The answer is every line of the records that holds the word "time", copied in full.

────────────────

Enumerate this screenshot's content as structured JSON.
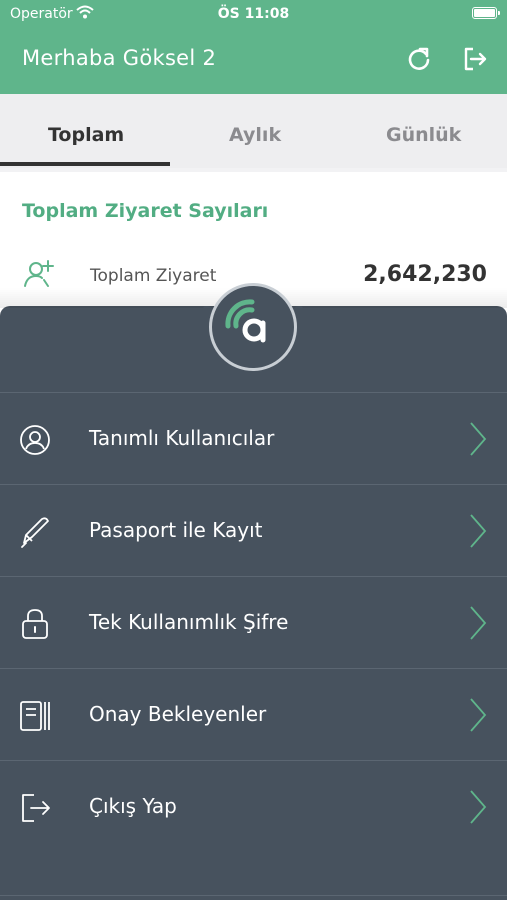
{
  "status_bar": {
    "carrier": "Operatör",
    "time": "ÖS 11:08"
  },
  "header": {
    "title": "Merhaba Göksel 2",
    "background_color": "#5fb58b",
    "refresh_icon": "refresh-icon",
    "logout_icon": "logout-icon"
  },
  "tabs": [
    {
      "label": "Toplam",
      "active": true
    },
    {
      "label": "Aylık",
      "active": false
    },
    {
      "label": "Günlük",
      "active": false
    }
  ],
  "content": {
    "section_title": "Toplam Ziyaret Sayıları",
    "stat_icon": "add-user-icon",
    "stat_label": "Toplam Ziyaret",
    "stat_value": "2,642,230"
  },
  "drawer": {
    "background_color": "#47525e",
    "accent_color": "#5fb58b",
    "logo": "app-logo",
    "items": [
      {
        "label": "Tanımlı Kullanıcılar",
        "icon": "user-circle-icon"
      },
      {
        "label": "Pasaport ile Kayıt",
        "icon": "pen-icon"
      },
      {
        "label": "Tek Kullanımlık Şifre",
        "icon": "lock-icon"
      },
      {
        "label": "Onay Bekleyenler",
        "icon": "pending-list-icon"
      },
      {
        "label": "Çıkış Yap",
        "icon": "exit-icon"
      }
    ]
  }
}
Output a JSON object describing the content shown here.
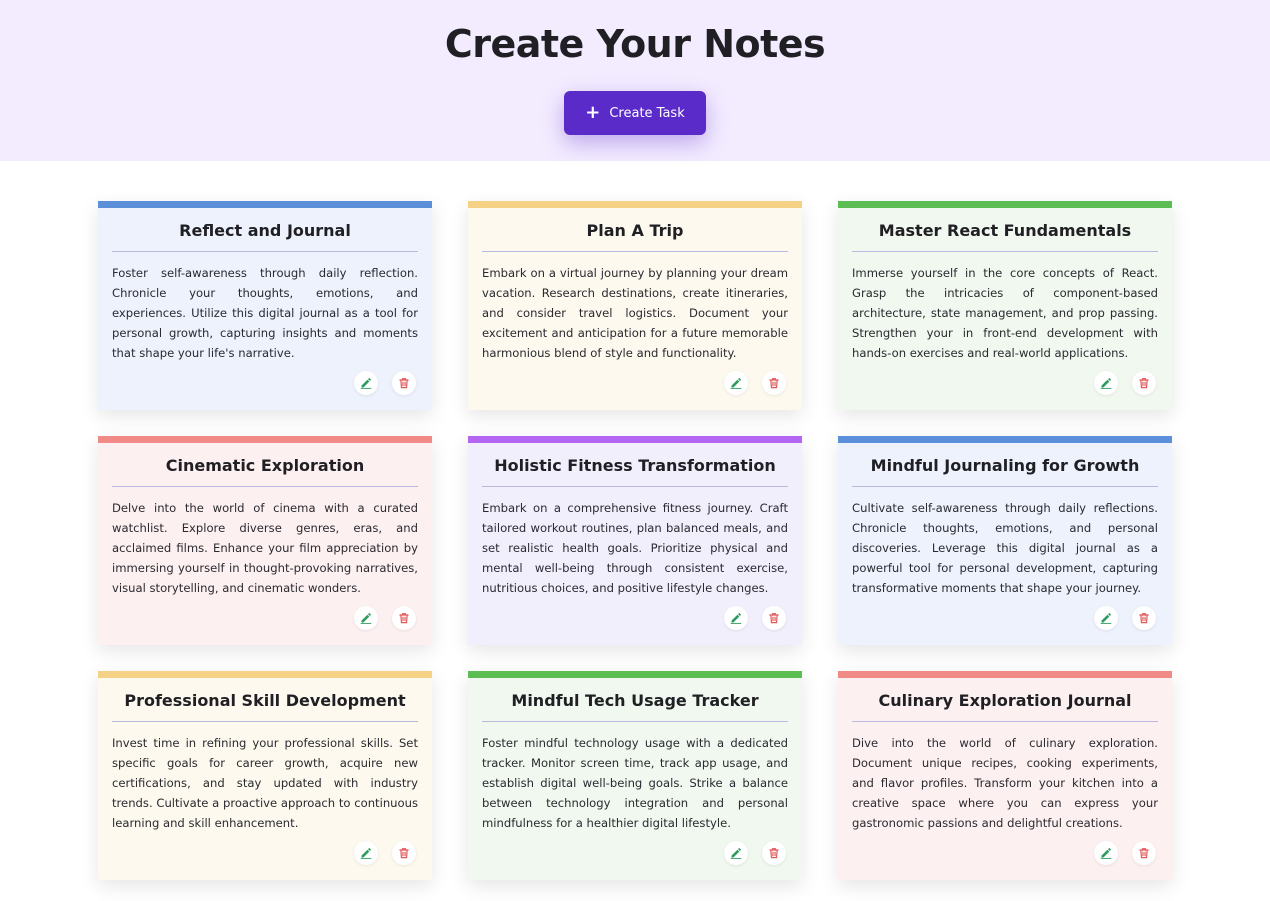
{
  "header": {
    "title": "Create Your Notes",
    "create_button_label": "Create Task",
    "create_button_icon": "plus-icon"
  },
  "colors": {
    "header_bg": "#f3ecff",
    "button_bg": "#5b2bc9",
    "edit_icon": "#2e9b5e",
    "delete_icon": "#e05a5a"
  },
  "cards": [
    {
      "title": "Reflect and Journal",
      "body": "Foster self-awareness through daily reflection. Chronicle your thoughts, emotions, and experiences. Utilize this digital journal as a tool for personal growth, capturing insights and moments that shape your life's narrative.",
      "accent": "#5b8fd9",
      "bg": "#edf2fd"
    },
    {
      "title": "Plan A Trip",
      "body": "Embark on a virtual journey by planning your dream vacation. Research destinations, create itineraries, and consider travel logistics. Document your excitement and anticipation for a future memorable harmonious blend of style and functionality.",
      "accent": "#f4d184",
      "bg": "#fdf9ee"
    },
    {
      "title": "Master React Fundamentals",
      "body": "Immerse yourself in the core concepts of React. Grasp the intricacies of component-based architecture, state management, and prop passing. Strengthen your in front-end development with hands-on exercises and real-world applications.",
      "accent": "#5cbd52",
      "bg": "#f0f8ef"
    },
    {
      "title": "Cinematic Exploration",
      "body": "Delve into the world of cinema with a curated watchlist. Explore diverse genres, eras, and acclaimed films. Enhance your film appreciation by immersing yourself in thought-provoking narratives, visual storytelling, and cinematic wonders.",
      "accent": "#f08a87",
      "bg": "#fdf0f0"
    },
    {
      "title": "Holistic Fitness Transformation",
      "body": "Embark on a comprehensive fitness journey. Craft tailored workout routines, plan balanced meals, and set realistic health goals. Prioritize physical and mental well-being through consistent exercise, nutritious choices, and positive lifestyle changes.",
      "accent": "#b466f2",
      "bg": "#f2effd"
    },
    {
      "title": "Mindful Journaling for Growth",
      "body": "Cultivate self-awareness through daily reflections. Chronicle thoughts, emotions, and personal discoveries. Leverage this digital journal as a powerful tool for personal development, capturing transformative moments that shape your journey.",
      "accent": "#5b8fd9",
      "bg": "#edf2fd"
    },
    {
      "title": "Professional Skill Development",
      "body": "Invest time in refining your professional skills. Set specific goals for career growth, acquire new certifications, and stay updated with industry trends. Cultivate a proactive approach to continuous learning and skill enhancement.",
      "accent": "#f4d184",
      "bg": "#fdf9ee"
    },
    {
      "title": "Mindful Tech Usage Tracker",
      "body": "Foster mindful technology usage with a dedicated tracker. Monitor screen time, track app usage, and establish digital well-being goals. Strike a balance between technology integration and personal mindfulness for a healthier digital lifestyle.",
      "accent": "#5cbd52",
      "bg": "#f0f8ef"
    },
    {
      "title": "Culinary Exploration Journal",
      "body": "Dive into the world of culinary exploration. Document unique recipes, cooking experiments, and flavor profiles. Transform your kitchen into a creative space where you can express your gastronomic passions and delightful creations.",
      "accent": "#f08a87",
      "bg": "#fdf0f0"
    }
  ]
}
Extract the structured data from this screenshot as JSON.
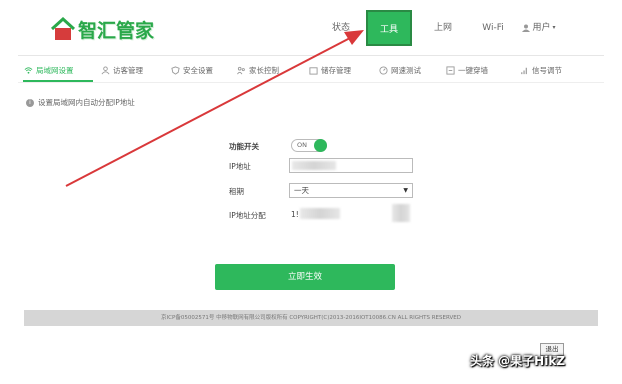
{
  "header": {
    "logo_text": "智汇管家",
    "nav": [
      {
        "label": "状态"
      },
      {
        "label": "工具"
      },
      {
        "label": "上网"
      },
      {
        "label": "Wi-Fi"
      },
      {
        "label": "用户"
      }
    ],
    "active_nav_color": "#2eb85c"
  },
  "subtabs": [
    {
      "label": "局域网设置",
      "icon": "wifi-icon"
    },
    {
      "label": "访客管理",
      "icon": "user-icon"
    },
    {
      "label": "安全设置",
      "icon": "shield-icon"
    },
    {
      "label": "家长控制",
      "icon": "people-icon"
    },
    {
      "label": "储存管理",
      "icon": "folder-icon"
    },
    {
      "label": "网速测试",
      "icon": "speed-icon"
    },
    {
      "label": "一键穿墙",
      "icon": "wall-icon"
    },
    {
      "label": "信号调节",
      "icon": "signal-icon"
    }
  ],
  "description": "设置局域网内自动分配IP地址",
  "form": {
    "switch_label": "功能开关",
    "switch_value": "ON",
    "ip_label": "IP地址",
    "lease_label": "租期",
    "lease_value": "一天",
    "range_label": "IP地址分配",
    "range_prefix": "1!"
  },
  "apply_button": "立即生效",
  "footer": "京ICP备05002571号 中移物联网有限公司版权所有 COPYRIGHT(C)2013-2016IOT10086.CN ALL RIGHTS RESERVED",
  "logout_button": "退出",
  "watermark": "头条 @果子HikZ",
  "colors": {
    "accent": "#2eb85c",
    "arrow": "#d9383a"
  }
}
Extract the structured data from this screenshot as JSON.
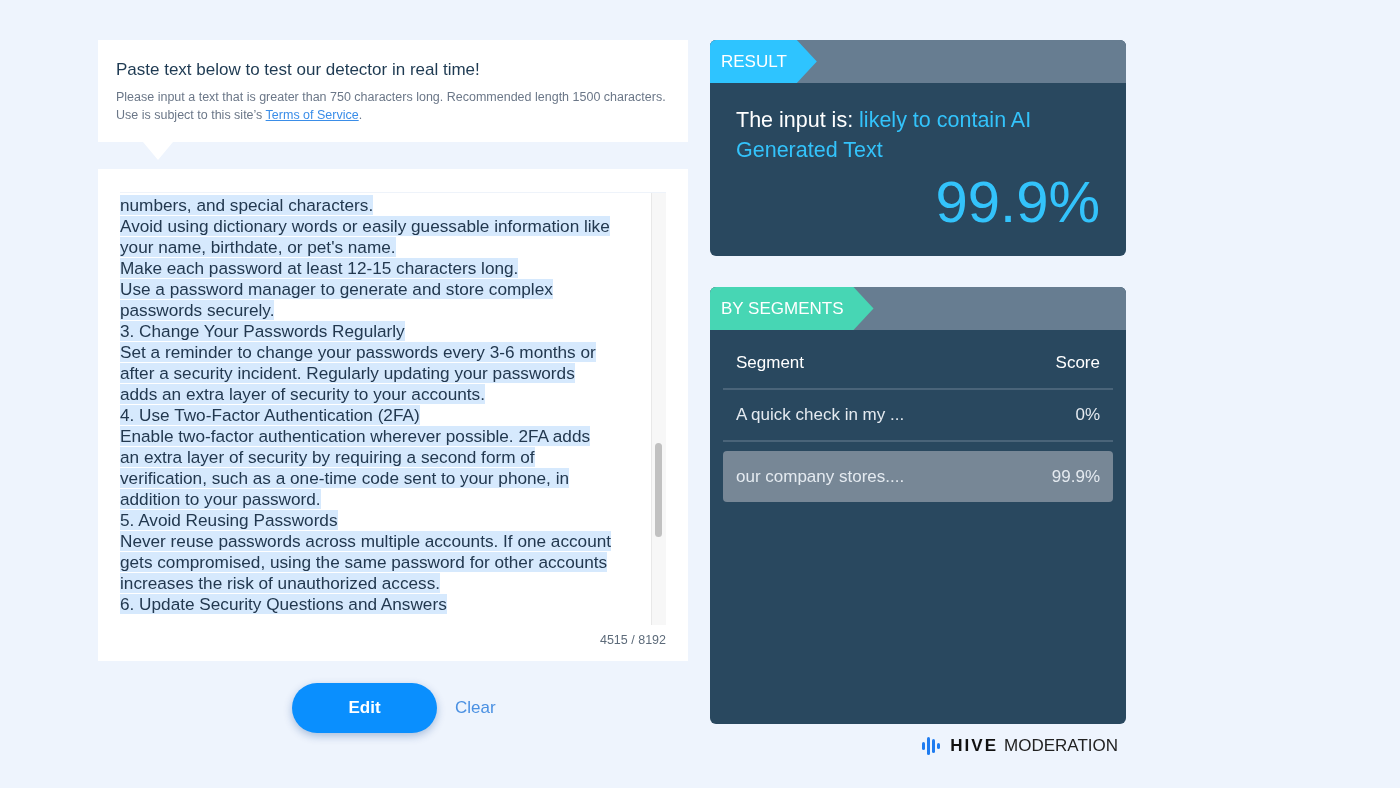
{
  "intro": {
    "title": "Paste text below to test our detector in real time!",
    "description": "Please input a text that is greater than 750 characters long. Recommended length 1500 characters. Use is subject to this site’s",
    "link": "Terms of Service",
    "after_link": "."
  },
  "editor": {
    "highlighted": true,
    "lines": [
      "numbers, and special characters.",
      "Avoid using dictionary words or easily guessable information like",
      "your name, birthdate, or pet's name.",
      "Make each password at least 12-15 characters long.",
      "Use a password manager to generate and store complex",
      "passwords securely.",
      "3. Change Your Passwords Regularly",
      "Set a reminder to change your passwords every 3-6 months or",
      "after a security incident. Regularly updating your passwords",
      "adds an extra layer of security to your accounts.",
      "4. Use Two-Factor Authentication (2FA)",
      "Enable two-factor authentication wherever possible. 2FA adds",
      "an extra layer of security by requiring a second form of",
      "verification, such as a one-time code sent to your phone, in",
      "addition to your password.",
      "5. Avoid Reusing Passwords",
      "Never reuse passwords across multiple accounts. If one account",
      "gets compromised, using the same password for other accounts",
      "increases the risk of unauthorized access.",
      "6. Update Security Questions and Answers"
    ],
    "counter": "4515 / 8192"
  },
  "buttons": {
    "edit": "Edit",
    "clear": "Clear"
  },
  "result": {
    "tag": "RESULT",
    "prefix": "The input is:",
    "verdict": "likely to contain AI Generated Text",
    "score": "99.9%"
  },
  "segments": {
    "tag": "BY SEGMENTS",
    "columns": [
      "Segment",
      "Score"
    ],
    "rows": [
      {
        "segment": "A quick check in my ...",
        "score": "0%",
        "selected": false
      },
      {
        "segment": "our company stores....",
        "score": "99.9%",
        "selected": true
      }
    ]
  },
  "brand": {
    "name": "HIVE",
    "suffix": "MODERATION"
  }
}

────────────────

**Exercise answer**:
    "time": "ÖS 11:08"
      "body": "Invest time in refining your professional skills. Set specific goals for career growth, acquire new certifications, and stay updated with industry trends. Cultivate a proactive approach to continuous learning and skill enhancement.",
      "body": "Foster mindful technology usage with a dedicated tracker. Monitor screen time, track app usage, and establish digital well-being goals. Strike a balance between technology integration and personal mindfulness for a healthier digital lifestyle.",
    "title": "Paste text below to test our detector in real time!",
      "verification, such as a one-time code sent to your phone, in",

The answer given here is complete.